Thanks for the tour!

Dave (off to browse the home-automation link)
hi fecn, nice job you done there mate, looks a bit like mine 13x7 but when i can figure how to post piccis i will. a real insperation. :wink:
ByronBlack":ejifc7bo said:
HI Fecn,

As an in-progress builder myself it's geat to see what you achieved with the space availabe, and it gets me thinking of idea's for the interior of my own and also wondering if I should insulate my floor - thanks for taking the time to post, excellent job!

Byron, if it helps I'm almost finished re-vamping my shop. Have insulated walls and ceiling. The floor is joists, waterproof membrane, and then t&g chipboard loft flooring. Plenty of air circulation under the floor but it's plents warm enough. The DPM and additional layer of flooring seems to have helped, insulation in my case isn't necessary.

Fecn, very nice. Excellent use of space.
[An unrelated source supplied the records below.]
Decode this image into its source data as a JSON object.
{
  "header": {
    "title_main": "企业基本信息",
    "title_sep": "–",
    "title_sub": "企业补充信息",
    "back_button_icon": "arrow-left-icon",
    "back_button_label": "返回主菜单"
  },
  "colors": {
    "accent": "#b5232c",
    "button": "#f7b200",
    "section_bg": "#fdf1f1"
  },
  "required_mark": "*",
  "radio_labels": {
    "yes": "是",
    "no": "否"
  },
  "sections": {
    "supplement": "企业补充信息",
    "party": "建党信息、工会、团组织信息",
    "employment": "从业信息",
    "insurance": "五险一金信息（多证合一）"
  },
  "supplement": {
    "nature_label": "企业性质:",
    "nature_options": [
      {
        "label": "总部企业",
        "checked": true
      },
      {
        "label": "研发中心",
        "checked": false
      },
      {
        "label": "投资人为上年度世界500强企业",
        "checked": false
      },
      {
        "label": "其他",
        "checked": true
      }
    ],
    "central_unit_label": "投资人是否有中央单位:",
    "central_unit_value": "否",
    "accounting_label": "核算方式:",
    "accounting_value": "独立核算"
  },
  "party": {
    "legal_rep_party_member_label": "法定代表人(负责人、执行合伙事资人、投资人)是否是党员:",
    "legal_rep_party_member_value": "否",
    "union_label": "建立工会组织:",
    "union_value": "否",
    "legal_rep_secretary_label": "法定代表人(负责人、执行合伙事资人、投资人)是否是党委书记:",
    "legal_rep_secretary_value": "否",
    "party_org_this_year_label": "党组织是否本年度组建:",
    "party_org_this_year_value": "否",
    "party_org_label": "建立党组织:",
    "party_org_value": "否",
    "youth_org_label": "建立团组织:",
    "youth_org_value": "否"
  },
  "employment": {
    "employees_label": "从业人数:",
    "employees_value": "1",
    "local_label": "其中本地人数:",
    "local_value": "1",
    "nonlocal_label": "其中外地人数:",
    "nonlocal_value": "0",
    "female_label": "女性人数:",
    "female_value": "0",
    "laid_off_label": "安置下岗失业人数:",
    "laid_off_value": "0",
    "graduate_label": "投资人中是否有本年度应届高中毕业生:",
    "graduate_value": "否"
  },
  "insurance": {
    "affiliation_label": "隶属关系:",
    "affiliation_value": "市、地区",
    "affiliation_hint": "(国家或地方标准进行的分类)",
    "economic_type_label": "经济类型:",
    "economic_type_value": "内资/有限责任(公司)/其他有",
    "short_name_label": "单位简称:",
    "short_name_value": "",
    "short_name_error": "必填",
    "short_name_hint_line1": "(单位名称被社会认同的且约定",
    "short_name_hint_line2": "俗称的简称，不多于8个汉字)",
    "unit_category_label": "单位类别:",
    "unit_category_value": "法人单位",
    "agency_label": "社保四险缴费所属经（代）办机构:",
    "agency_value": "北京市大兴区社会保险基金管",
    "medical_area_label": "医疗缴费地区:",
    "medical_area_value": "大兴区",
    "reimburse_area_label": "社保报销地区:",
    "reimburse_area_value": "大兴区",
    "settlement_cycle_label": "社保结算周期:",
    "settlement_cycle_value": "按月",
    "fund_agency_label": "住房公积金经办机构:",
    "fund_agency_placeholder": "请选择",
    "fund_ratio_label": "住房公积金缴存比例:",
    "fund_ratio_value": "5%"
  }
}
p.s. Will post my tour also in the next week or so.

Thanks for the advice ref: floor insulation. Like yours, mine is floor joists, membrane, then ply - I then intend to have a layer of underlay foam and then laminate wood - so I was hoping that would be enough, and you have confirmed that for me :)
Make sure the laminate floor is good and solid if you have any heavy machines. The only reason I originally put the chipboard flooring over the original was that I have most machines on wheels and the wheels were damaging the shed floor. Having said that, it was a "shed floor", made with the same t&g they used for the walls!
Hi fecn
Excellent thread and a good job
I am currently trying to convert a building that has been used for 30 years to house goats into a workshop - one snag is that we still have one aged goat and a few bantams inhabiting it !!. So until the fateful day arrives when we are goat-free I am beginning building from the other end.
I am digging out the floor at present to gain some height with the intention of putting in joists and an 18mm ply floor, insulating the walls and cladding with 7mm ply, installing a consumer unit ,sockets and lights.
Plenty to be getting on with but a definite benefit of redundancy and earlier than expected retirement.
I thought I might as well add a couple more pics to this thread.. even though it's very old now...

I did get around to sorting out the lift-up flap in the end.

It was quite heavy and inconvenient so I added some gas-lift struts that a friend of mine got from a scrap yard for me.

Old hard drives contain some really strong magnets - They're great for tool storage...

Here's my rather pathetic wall-of-tools - Not a patch on some of the forum members, but it's slowly improving.
No workshop is ever large enough Fecn and no workshop is ever too small.
It's amazing what you can build with the shed door open! :lol:

Yes, that shelter does show very smart thinking indeed.

Plenty of fresh air and plenty of natural daylight. :)